Nothing should be left out: output all of the entries exactly.

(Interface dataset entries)
'''

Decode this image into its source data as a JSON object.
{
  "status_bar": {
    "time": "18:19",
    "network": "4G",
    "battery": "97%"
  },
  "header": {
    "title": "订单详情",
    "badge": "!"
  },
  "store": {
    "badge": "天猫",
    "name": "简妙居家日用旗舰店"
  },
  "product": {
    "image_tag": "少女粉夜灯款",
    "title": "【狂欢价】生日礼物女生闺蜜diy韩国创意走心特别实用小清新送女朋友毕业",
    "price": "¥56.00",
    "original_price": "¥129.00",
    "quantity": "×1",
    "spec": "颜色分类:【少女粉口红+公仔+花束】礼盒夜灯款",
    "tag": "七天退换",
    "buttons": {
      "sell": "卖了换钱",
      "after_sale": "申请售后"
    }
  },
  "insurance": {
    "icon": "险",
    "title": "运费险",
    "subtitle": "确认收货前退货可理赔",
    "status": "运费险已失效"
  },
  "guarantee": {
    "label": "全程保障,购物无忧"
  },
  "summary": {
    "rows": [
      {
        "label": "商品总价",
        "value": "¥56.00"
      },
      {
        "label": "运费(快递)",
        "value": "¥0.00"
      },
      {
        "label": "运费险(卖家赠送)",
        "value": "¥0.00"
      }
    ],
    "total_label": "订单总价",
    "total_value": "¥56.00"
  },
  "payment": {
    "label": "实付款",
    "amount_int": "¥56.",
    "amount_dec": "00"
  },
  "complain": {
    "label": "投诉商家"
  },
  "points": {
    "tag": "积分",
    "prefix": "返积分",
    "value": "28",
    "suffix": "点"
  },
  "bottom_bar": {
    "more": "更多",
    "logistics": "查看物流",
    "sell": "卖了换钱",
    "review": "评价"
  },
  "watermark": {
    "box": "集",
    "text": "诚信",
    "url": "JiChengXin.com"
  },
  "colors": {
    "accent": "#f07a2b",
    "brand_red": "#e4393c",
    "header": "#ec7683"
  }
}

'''

◆ RESPONSE AREA ◆
Decode this image into its source data as a JSON object.
{
  "status_bar": {
    "time": "18:19",
    "network": "4G",
    "battery": "97%"
  },
  "header": {
    "title": "订单详情",
    "badge": "!"
  },
  "store": {
    "badge": "天猫",
    "name": "简妙居家日用旗舰店"
  },
  "product": {
    "image_tag": "少女粉夜灯款",
    "title": "【狂欢价】生日礼物女生闺蜜diy韩国创意走心特别实用小清新送女朋友毕业",
    "price": "¥56.00",
    "original_price": "¥129.00",
    "quantity": "×1",
    "spec": "颜色分类:【少女粉口红+公仔+花束】礼盒夜灯款",
    "tag": "七天退换",
    "buttons": {
      "sell": "卖了换钱",
      "after_sale": "申请售后"
    }
  },
  "insurance": {
    "icon": "险",
    "title": "运费险",
    "subtitle": "确认收货前退货可理赔",
    "status": "运费险已失效"
  },
  "guarantee": {
    "label": "全程保障,购物无忧"
  },
  "summary": {
    "rows": [
      {
        "label": "商品总价",
        "value": "¥56.00"
      },
      {
        "label": "运费(快递)",
        "value": "¥0.00"
      },
      {
        "label": "运费险(卖家赠送)",
        "value": "¥0.00"
      }
    ],
    "total_label": "订单总价",
    "total_value": "¥56.00"
  },
  "payment": {
    "label": "实付款",
    "amount_int": "¥56.",
    "amount_dec": "00"
  },
  "complain": {
    "label": "投诉商家"
  },
  "points": {
    "tag": "积分",
    "prefix": "返积分",
    "value": "28",
    "suffix": "点"
  },
  "bottom_bar": {
    "more": "更多",
    "logistics": "查看物流",
    "sell": "卖了换钱",
    "review": "评价"
  },
  "watermark": {
    "box": "集",
    "text": "诚信",
    "url": "JiChengXin.com"
  },
  "colors": {
    "accent": "#f07a2b",
    "brand_red": "#e4393c",
    "header": "#ec7683"
  }
}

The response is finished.